See above, I've decided I won't be posting in this section any further.

That's a pity. I hope you take the time to look at the things I mentioned earlier on.

More seriously, lots of people try to find the proton-to-electron mass ratio, the fine structure constant, etc. using number manipulations, and some of them get rather close. But if one has a lot of numbers and does a lot of trial and error, one can get very good results.

Sir Arthur "Adding-One" was a notable example, a respectable physicist who turned to the numerological dark side in his quest to derive the value of 1/α.

Farsight won't be returning to this thread, unfortunately, so I've taken the liberty of following up on my own request from a few pages back, on the subject of the spiral diagram:

...I think you should really replace the concentric circles with dipole field lines, and make whatever changes are necessary on the right hand side of the equation. Could you do that? You might be surprised by the result.

Here is what you get if you literally add a radial inverse-square electric field to a dipole magnetic field, in the spirit of the spiral diagram from earlier:

View attachment 7092

Code:
StreamPlot[{x/(x^2 + y^2)^(3/2) + x*y/(x^2 + y^2)^(5/2), y/(x^2 + y^2)^(3/2) + ((2/3)*y^2 - (1/3)*x^2)/(x^2 + y^2)^(5/2)}, {x, -1, 1}, {y, -1, 1}]

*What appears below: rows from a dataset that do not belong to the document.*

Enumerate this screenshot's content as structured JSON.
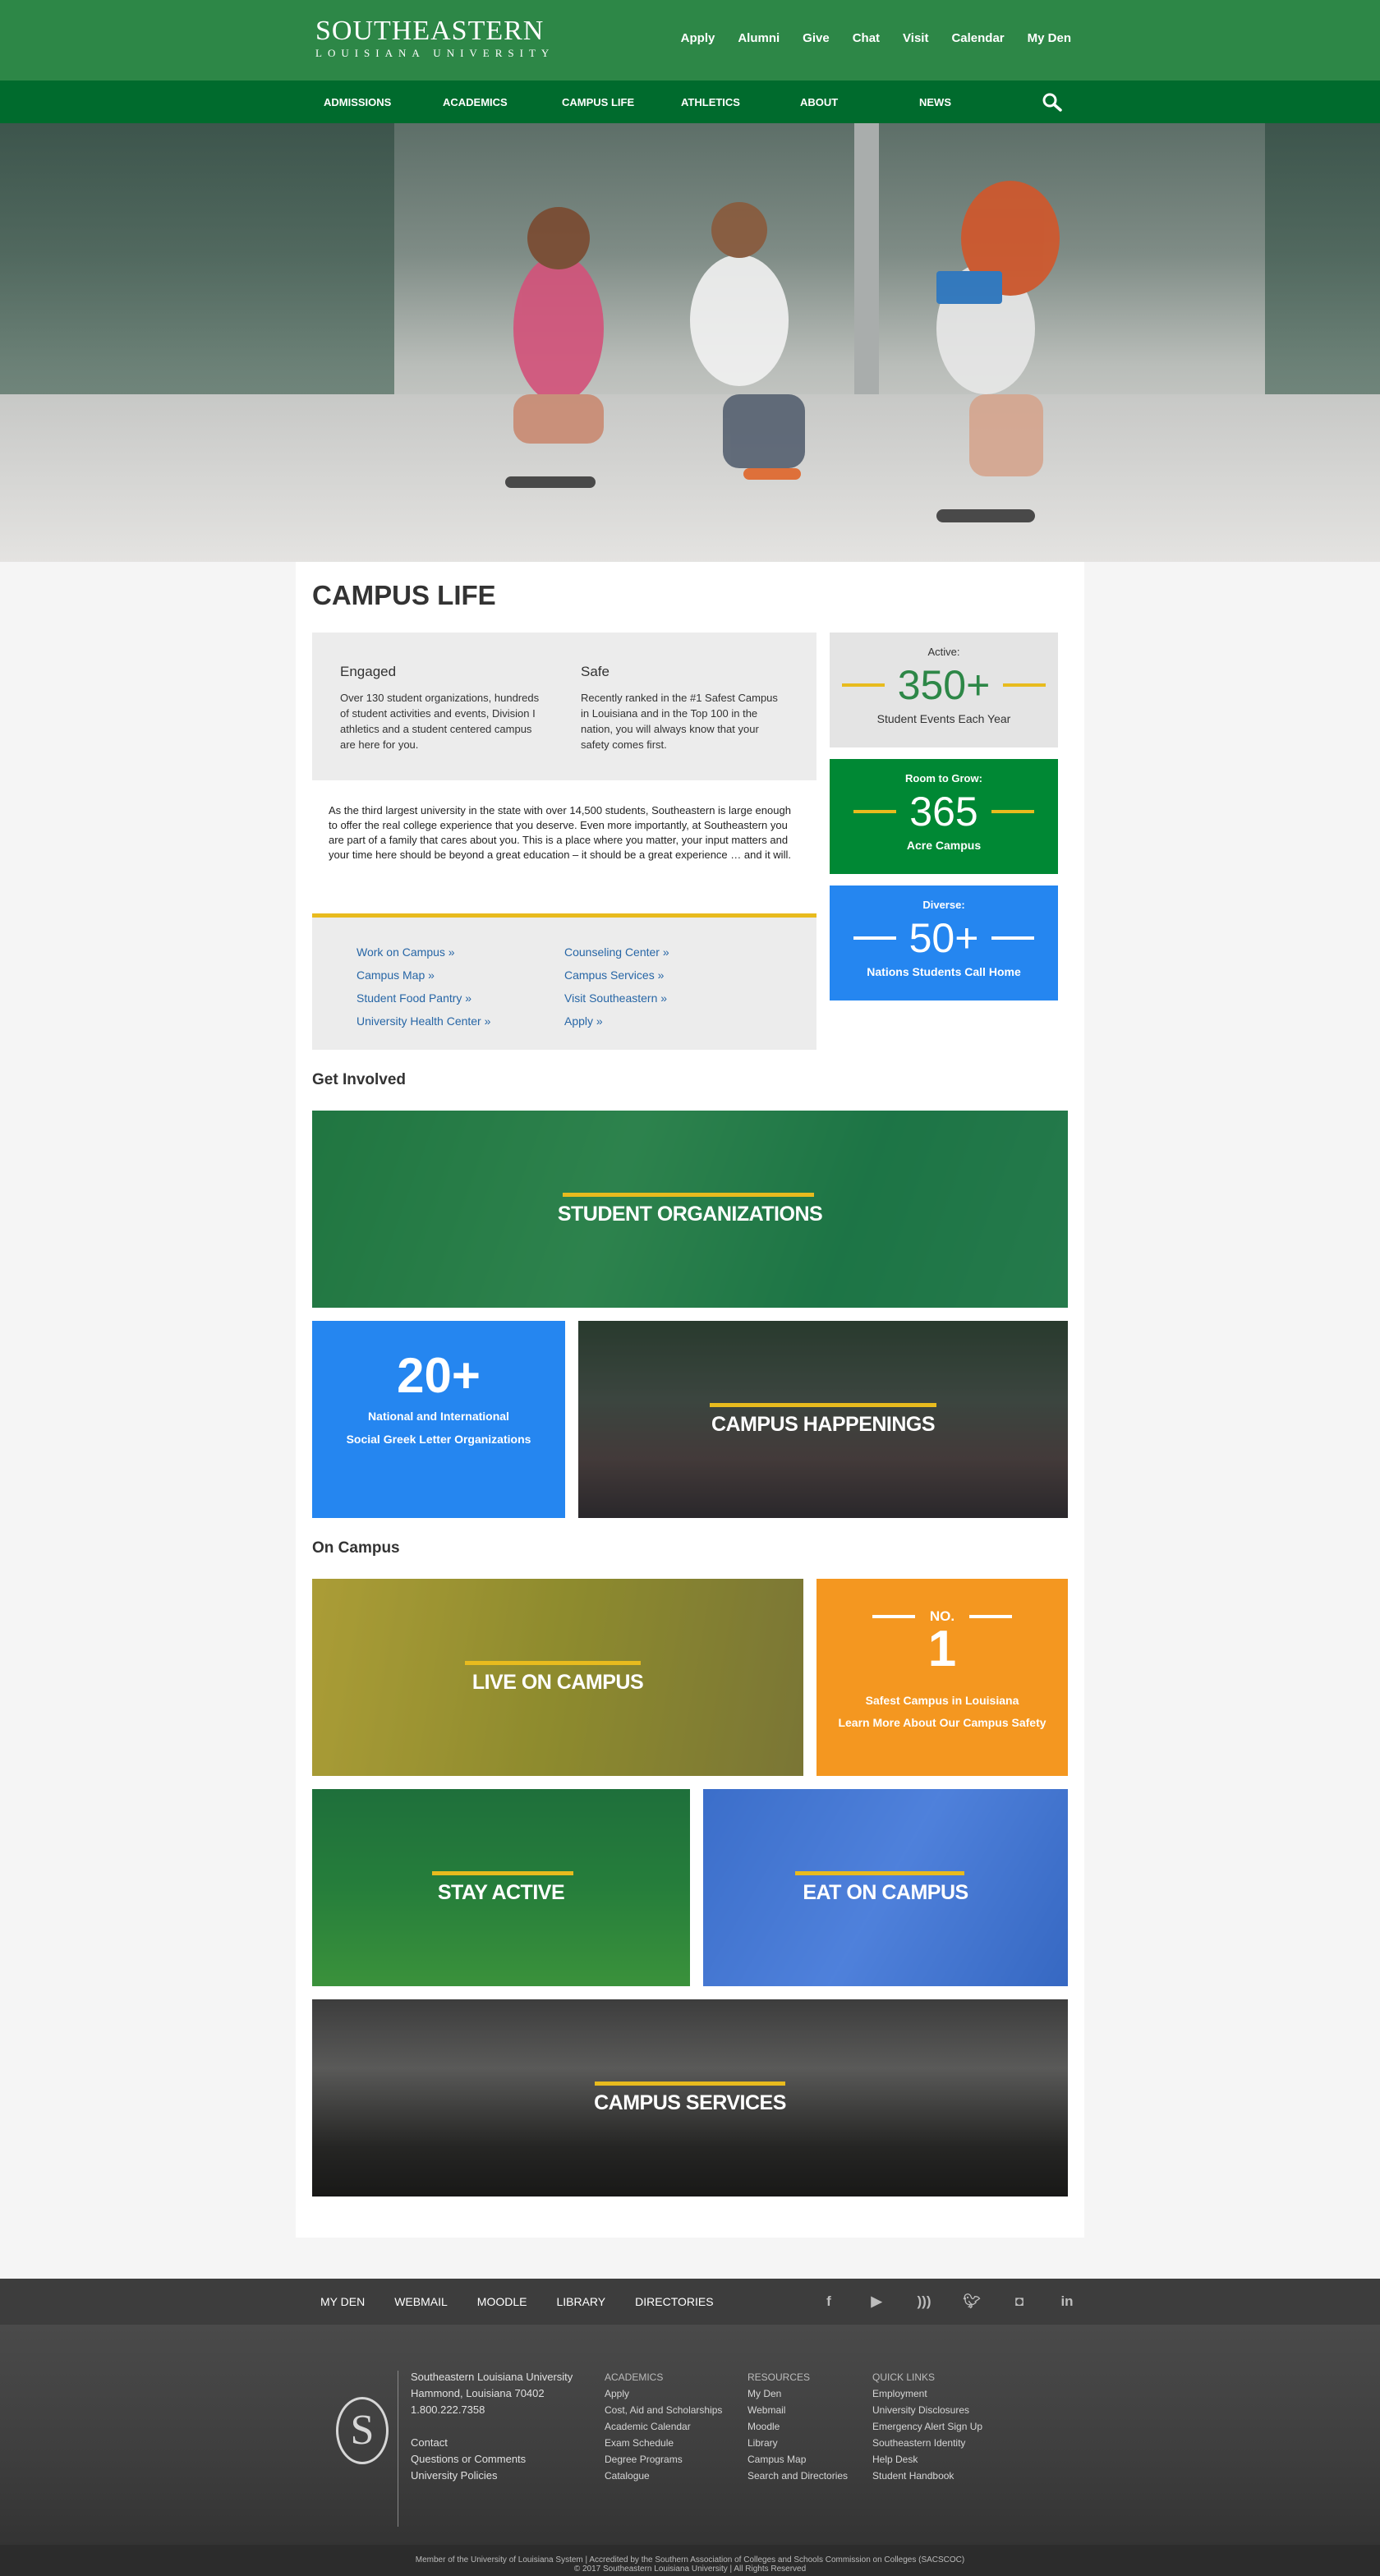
{
  "header": {
    "logo_line1": "SOUTHEASTERN",
    "logo_line2": "LOUISIANA UNIVERSITY",
    "util_links": [
      "Apply",
      "Alumni",
      "Give",
      "Chat",
      "Visit",
      "Calendar",
      "My Den"
    ],
    "nav": [
      "ADMISSIONS",
      "ACADEMICS",
      "CAMPUS LIFE",
      "ATHLETICS",
      "ABOUT",
      "NEWS"
    ]
  },
  "page": {
    "title": "CAMPUS LIFE",
    "engaged_h": "Engaged",
    "engaged_p": "Over 130 student organizations, hundreds of student activities and events, Division I athletics and a student centered campus are here for you.",
    "safe_h": "Safe",
    "safe_p": "Recently ranked in the #1 Safest Campus in Louisiana and in the Top 100 in the nation, you will always know that your safety comes first.",
    "intro": "As the third largest university in the state with over 14,500 students, Southeastern is large enough to offer the real college experience that you deserve. Even more importantly, at Southeastern you are part of a family that cares about you. This is a place where you matter, your input matters and your time here should be beyond a great education – it should be a great experience … and it will.",
    "links_left": [
      "Work on Campus »",
      "Campus Map »",
      "Student Food Pantry »",
      "University Health Center »"
    ],
    "links_right": [
      "Counseling Center »",
      "Campus Services »",
      "Visit Southeastern »",
      "Apply »"
    ]
  },
  "stats": [
    {
      "label": "Active:",
      "num": "350+",
      "desc": "Student Events Each Year"
    },
    {
      "label": "Room to Grow:",
      "num": "365",
      "desc": "Acre Campus"
    },
    {
      "label": "Diverse:",
      "num": "50+",
      "desc": "Nations Students Call Home"
    }
  ],
  "get_involved": {
    "heading": "Get Involved",
    "student_orgs": "STUDENT ORGANIZATIONS",
    "greek_num": "20+",
    "greek_line1": "National and International",
    "greek_line2": "Social Greek Letter Organizations",
    "happenings": "CAMPUS HAPPENINGS"
  },
  "on_campus": {
    "heading": "On Campus",
    "live": "LIVE ON CAMPUS",
    "no_label": "NO.",
    "no_num": "1",
    "safest": "Safest Campus in Louisiana",
    "learn_more": "Learn More About Our Campus Safety",
    "stay_active": "STAY ACTIVE",
    "eat": "EAT ON CAMPUS",
    "services": "CAMPUS SERVICES"
  },
  "footer": {
    "links": [
      "MY DEN",
      "WEBMAIL",
      "MOODLE",
      "LIBRARY",
      "DIRECTORIES"
    ],
    "socials": [
      "facebook-icon",
      "youtube-icon",
      "rss-icon",
      "twitter-icon",
      "instagram-icon",
      "linkedin-icon"
    ],
    "seal_letter": "S",
    "address": [
      "Southeastern Louisiana University",
      "Hammond, Louisiana 70402",
      "1.800.222.7358"
    ],
    "address_links": [
      "Contact",
      "Questions or Comments",
      "University Policies"
    ],
    "academics_h": "ACADEMICS",
    "academics": [
      "Apply",
      "Cost, Aid and Scholarships",
      "Academic Calendar",
      "Exam Schedule",
      "Degree Programs",
      "Catalogue"
    ],
    "resources_h": "RESOURCES",
    "resources": [
      "My Den",
      "Webmail",
      "Moodle",
      "Library",
      "Campus Map",
      "Search and Directories"
    ],
    "quick_h": "QUICK LINKS",
    "quick": [
      "Employment",
      "University Disclosures",
      "Emergency Alert Sign Up",
      "Southeastern Identity",
      "Help Desk",
      "Student Handbook"
    ],
    "legal1": "Member of the University of Louisiana System  |  Accredited by the Southern Association of Colleges and Schools Commission on Colleges (SACSCOC)",
    "legal2": "© 2017 Southeastern Louisiana University  |  All Rights Reserved"
  },
  "colors": {
    "brand_green": "#2d8747",
    "nav_green": "#006b2d",
    "accent_gold": "#e8bb1e",
    "blue": "#2586f0",
    "orange": "#f49720"
  }
}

To be clear, I don't claim that this has any useful meaning. Adding E to B makes no physical sense, and immediately loses half of the data at each point in space. There is no way to calculate forces on particles from the combined field any more (neither magnitude nor direction), nor can you predict the future evolution of the fields given the current value and rate of change of the combined field at each point. As a result, combining the two fields with this sort of strategy cannot faithfully represent the true electromagnetic field.

Features of the combined field:
• At large distances, the dipole component is negligible in comparison with the inverse square component, and approximate spherical symmetry is seen in the combined field. The system looks very like an ordinary point source at this range.
• At intermediate distances, the combined field begins to deviate markedly from spherical symmetry. It still has rotational symmetry about the dipole axis, however.
• At very close distances, the dipole component dominates. On the dipole axis, the field still points away from the source (and its magnitude varies approximately as the inverse cube of the distance); however, in the horizontal plane, the field points "downwards" instead of away from the source.
• As you approach the dipole along its axis from "below" the horizontal plane, there is a point where the field actually changes direction from outwards to inwards! In the attached plot, that happens at (x, y) = (0, -2/3).

Why are you trying to push this on a different forum, Farsight?

Informed people are willing to engage you here.

http://www.thephysicsforum.com/classical-physics/5739-screw-nature-electromagnetism.html#post13757

Everyone thinks I'm stupid, but I never ran away.

I've tried to post a reply in that thread (for some reason Farsight has addressed me there, in reply to my post here); I was informed by the forum software that my post (the second I have ever made on those forums) was pending approval. Odd, since I did not get that with my first post.

Anyway, to Farsight, if he is reading this: I have already commented on your formula for the proton/electron mass ratio in this thread, as have lpetrich and rpenner (see above).

Perhaps they have an anti-spam measure against posts with links from relatively new users.